╭─ RECORDS PROVIDED

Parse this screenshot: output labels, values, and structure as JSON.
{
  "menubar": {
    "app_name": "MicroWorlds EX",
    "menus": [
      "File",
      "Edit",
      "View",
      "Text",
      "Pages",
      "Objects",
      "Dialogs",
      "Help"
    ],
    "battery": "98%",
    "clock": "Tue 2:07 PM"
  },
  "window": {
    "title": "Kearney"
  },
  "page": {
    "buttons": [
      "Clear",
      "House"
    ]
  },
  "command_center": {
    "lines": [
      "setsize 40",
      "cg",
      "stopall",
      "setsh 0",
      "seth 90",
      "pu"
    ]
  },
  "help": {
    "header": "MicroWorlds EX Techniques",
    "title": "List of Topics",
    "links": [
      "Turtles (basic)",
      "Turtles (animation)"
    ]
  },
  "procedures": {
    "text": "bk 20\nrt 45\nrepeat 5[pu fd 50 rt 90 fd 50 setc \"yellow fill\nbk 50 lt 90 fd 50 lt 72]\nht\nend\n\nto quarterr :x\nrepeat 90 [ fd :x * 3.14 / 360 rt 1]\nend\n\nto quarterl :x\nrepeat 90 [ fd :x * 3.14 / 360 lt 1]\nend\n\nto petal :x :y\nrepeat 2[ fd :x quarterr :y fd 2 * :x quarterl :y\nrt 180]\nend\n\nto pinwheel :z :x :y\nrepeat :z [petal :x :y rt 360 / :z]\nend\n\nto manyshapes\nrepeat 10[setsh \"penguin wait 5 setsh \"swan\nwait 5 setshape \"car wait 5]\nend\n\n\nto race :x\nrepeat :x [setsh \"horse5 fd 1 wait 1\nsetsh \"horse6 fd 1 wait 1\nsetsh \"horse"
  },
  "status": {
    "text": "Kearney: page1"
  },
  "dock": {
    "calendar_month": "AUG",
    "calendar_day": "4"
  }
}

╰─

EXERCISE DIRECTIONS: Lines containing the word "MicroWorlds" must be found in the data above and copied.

SOLUTION FOR THIS EXERCISE:
    "app_name": "MicroWorlds EX",
    "header": "MicroWorlds EX Techniques",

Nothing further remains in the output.